Yanukovych, a Kremlin-backed unsuccessful candidate in Ukraine's 2004 presidential elections, has promised to "soften the sharp edges" in Russian-Ukrainian relations during his trip, and said Monday that he aimed to focus on securing gas imports and preparing a meeting between President Vladimir Putin and his Ukrainian counterpart, Viktor Yushchenko, Interfax reported.

Yanukovych is due to meet with Prime Minister Mikhail Fradkov in Sochi, but it was not clear Monday whether Putin, who is currently vacationing at his Sochi summer residence, would meet with Yanukovych.

Relations between Moscow and Kiev have been strained since the pro-Western Yushchenko beat Yanukovych in a December 2004 re-run election. The vote was rerun after Ukraine's Supreme Court ruled that the previous one, in November 2004, fraudulently went to Yanukovych, and the Ukrainian capital was gripped by Orange Revolution street protests.

The rift grew wider during a gas dispute in January 2006, when Gazprom turned off supplies to Ukraine and subsequently to some parts of Europe.

Despite the Kremlin's previous backing for Yanukovych, this week's talks on gas and other issues are not expected to deliver major breakthroughs, analysts in Moscow and Kiev said Monday.

In the run-up to the visit, Yanukovych indicated that Ukraine could postpone entry to the World Trade Organization and said the gas deal with Russia for supplies this year would not be changed.

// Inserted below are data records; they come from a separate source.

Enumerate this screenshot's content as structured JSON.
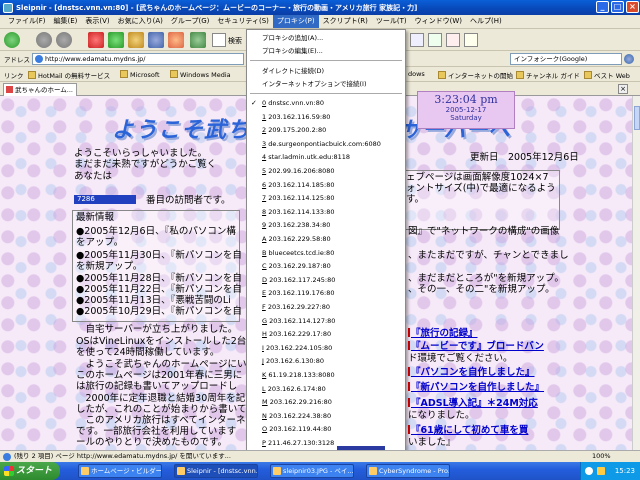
{
  "window": {
    "title": "Sleipnir - [dnstsc.vnn.vn:80] - [武ちゃんのホームページ：ムービーのコーナー・旅行の動画・アメリカ旅行 家族記・力]"
  },
  "menubar": [
    "ファイル(F)",
    "編集(E)",
    "表示(V)",
    "お気に入り(A)",
    "グループ(G)",
    "セキュリティ(S)",
    "プロキシ(P)",
    "スクリプト(R)",
    "ツール(T)",
    "ウィンドウ(W)",
    "ヘルプ(H)"
  ],
  "toolbar": {
    "search_label": "検索"
  },
  "addressbar": {
    "label": "アドレス",
    "url": "http://www.edamatu.mydns.jp/",
    "search_engine": "インフォシーク(Google)"
  },
  "linksbar": {
    "label": "リンク",
    "items": [
      "HotMail の無料サービス",
      "Microsoft",
      "Windows Media",
      "dows",
      "インターネットの開始",
      "チャンネル ガイド",
      "ベスト Web"
    ]
  },
  "tab": {
    "label": "武ちゃんのホーム..."
  },
  "proxy_menu": {
    "top_items": [
      "プロキシの追加(A)...",
      "プロキシの編集(E)..."
    ],
    "mid_items": [
      "ダイレクトに接続(D)",
      "インターネットオプションで接続(I)"
    ],
    "proxies": [
      {
        "num": "0",
        "host": "dnstsc.vnn.vn:80",
        "checked": true
      },
      {
        "num": "1",
        "host": "203.162.116.59:80",
        "checked": false
      },
      {
        "num": "2",
        "host": "209.175.200.2:80",
        "checked": false
      },
      {
        "num": "3",
        "host": "de.surgeonpontiacbuick.com:6080",
        "checked": false
      },
      {
        "num": "4",
        "host": "star.ladmin.utk.edu:8118",
        "checked": false
      },
      {
        "num": "5",
        "host": "202.99.16.206:8080",
        "checked": false
      },
      {
        "num": "6",
        "host": "203.162.114.185:80",
        "checked": false
      },
      {
        "num": "7",
        "host": "203.162.114.125:80",
        "checked": false
      },
      {
        "num": "8",
        "host": "203.162.114.133:80",
        "checked": false
      },
      {
        "num": "9",
        "host": "203.162.238.34:80",
        "checked": false
      },
      {
        "num": "A",
        "host": "203.162.229.58:80",
        "checked": false
      },
      {
        "num": "B",
        "host": "blueceetcs.tcd.ie:80",
        "checked": false
      },
      {
        "num": "C",
        "host": "203.162.29.187:80",
        "checked": false
      },
      {
        "num": "D",
        "host": "203.162.117.245:80",
        "checked": false
      },
      {
        "num": "E",
        "host": "203.162.119.176:80",
        "checked": false
      },
      {
        "num": "F",
        "host": "203.162.29.227:80",
        "checked": false
      },
      {
        "num": "G",
        "host": "203.162.114.127:80",
        "checked": false
      },
      {
        "num": "H",
        "host": "203.162.229.17:80",
        "checked": false
      },
      {
        "num": "I",
        "host": "203.162.224.105:80",
        "checked": false
      },
      {
        "num": "J",
        "host": "203.162.6.130:80",
        "checked": false
      },
      {
        "num": "K",
        "host": "61.19.218.133:8080",
        "checked": false
      },
      {
        "num": "L",
        "host": "203.162.6.174:80",
        "checked": false
      },
      {
        "num": "M",
        "host": "203.162.29.216:80",
        "checked": false
      },
      {
        "num": "N",
        "host": "203.162.224.38:80",
        "checked": false
      },
      {
        "num": "O",
        "host": "203.162.119.44:80",
        "checked": false
      },
      {
        "num": "P",
        "host": "211.46.27.130:3128",
        "checked": false
      }
    ]
  },
  "page": {
    "clock_time": "3:23:04 pm",
    "clock_date": "2005-12-17",
    "clock_day": "Saturday",
    "banner_left": "ようこそ武ちゃ",
    "banner_right": "サーバーへ",
    "welcome_1": "ようこそいらっしゃいました。",
    "welcome_2": "まだまだ未熟ですがどうかご覧く",
    "you_are": "あなたは",
    "counter_value": "7286",
    "visitor_suffix": "番目の訪問者です。",
    "updated": "更新日　2005年12月6日",
    "right_note_1": "ェブページは画面解像度1024×7",
    "right_note_2": "ォントサイズ(中)で最適になるよう",
    "right_note_3": "す。",
    "news_title": "最新情報",
    "news": [
      "●2005年12月6日、『私のパソコン構",
      "をアップ。",
      "●2005年11月30日、『新パソコンを自",
      "を新規アップ。",
      "●2005年11月28日、『新パソコンを自",
      "●2005年11月22日、『新パソコンを自",
      "●2005年11月13日、『悪戦苦闘のLi",
      "●2005年10月29日、『新パソコンを自"
    ],
    "news_right": [
      "図』で\"ネットワークの構成\"の画像",
      "、またまだですが、チャンとできまし",
      "、まだまだところが\"を新規アップ。",
      "、その一、その二\"を新規アップ。"
    ],
    "body": [
      "　自宅サーバーが立ち上がりました。",
      "OSはVineLinuxをインストールした2台の",
      "を使って24時間稼働しています。",
      "　ようこそ武ちゃんのホームページにい",
      "このホームページは2001年春に三男に",
      "は旅行の記録も書いてアップロードし",
      "　2000年に定年退職と結婚30周年を記",
      "したが、これのことが始まりから書いてみ",
      "　このアメリカ旅行はすべてインターネット",
      "です。一部旅行会社を利用しています",
      "ールのやりとりで決めたものです。"
    ],
    "links": [
      "『旅行の記録』",
      "『ムービーです』ブロードバン",
      "ド環境でご覧ください。",
      "『パソコンを自作しました』",
      "『新パソコンを自作しました』",
      "『ADSL導入記』＊24M対応",
      "になりました。",
      "『61歳にして初めて車を買",
      "いました』"
    ]
  },
  "statusbar": {
    "text": "(残り 2 項目) ページ http://www.edamatu.mydns.jp/ を開いています...",
    "zoom": "100%"
  },
  "taskbar": {
    "start": "スタート",
    "tasks": [
      "ホームページ・ビルダー -",
      "Sleipnir - [dnstsc.vnn...",
      "sleipnir03.JPG - ペイ...",
      "CyberSyndrome - Pro..."
    ],
    "clock": "15:23"
  }
}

Yanukovych's statements "are designed to set a more friendly mood for the meeting, to give the impression that Yanukovych is easier to deal with," said Yekaterina Malofeyeva, director of new markets strategy at Renaissance Capital investment bank.

"But I'm not sure that Russia will buy it," she said.

Analysts polled Monday agreed that even if the aspects of mutual dislike between the two countries' political elites were to be left out of the picture, their relations long ago evolved into a very practical and commercial exchange. Gas is just one example.

"For Russia, it is either some kind of access to control of the pipeline, or gas prices that are as close as possible to world prices," Malofeyeva said.

"Yanukovych is going to try lower the gas price, but it would be a very symbolic attempt," Alexei Mushak, political analyst with Kiev's Institute of National Strategies, said by telephone Monday.

Yanukovych's closeness to Moscow during his previous stint as prime minister, from 2002 to 2004, under President Leonid Kuchma is unlikely to win Ukraine any leniency in commercial deals, analysts said.

"In Kuchma's era, economic relations between the two countries were often based on personal friendships. Those times are gone," Mushak said.

Ukraine currently buys gas from Turkmenistan, Russia and Kazakhstan. Gazprom's gas is sold at $230 per 1,000 cubic meters, while about 50 percent of Ukraine's gas comes from Turkmenistan at about $65 per 1,000 cubic meters. Another 10 percent comes from Kazakhstan at $140 per 1,000 cubic meters.

Ukraine and Russia may join forces in an effort to persuade Turkmenistan not to drastically raise its prices for Ukraine. Turkmen President Saparmurat Niyazov has threatened to raise the price to about $100 per 1,000 cubic meters, which would effectively leave Ukraine unable to foot the bill.

"Ukraine needs to make sure that all price changes are carried out gradually," said Valery Nesterov, oil and gas analyst at Troika Dialog investment bank. "Russia, meanwhile, needs economic stability in Ukraine, since Ukraine is Russia's neighbor and the country that transports Russian gas."

 Ukraine will stick with RosUkrEnergo, a joint venture between Gazprom and two Ukrainian businessmen that imports gas from Russia and Central Asia, newly appointed Ukrainian Energy Minister Yuriy Boiko said Monday, describing the company as a key for future stability, Reuters reported.

"RosUkrEnergo's presence in this scheme is a key to stabilize prices," he told reporters in Kiev. "We have an understanding and upcoming talks will secure this positive trend."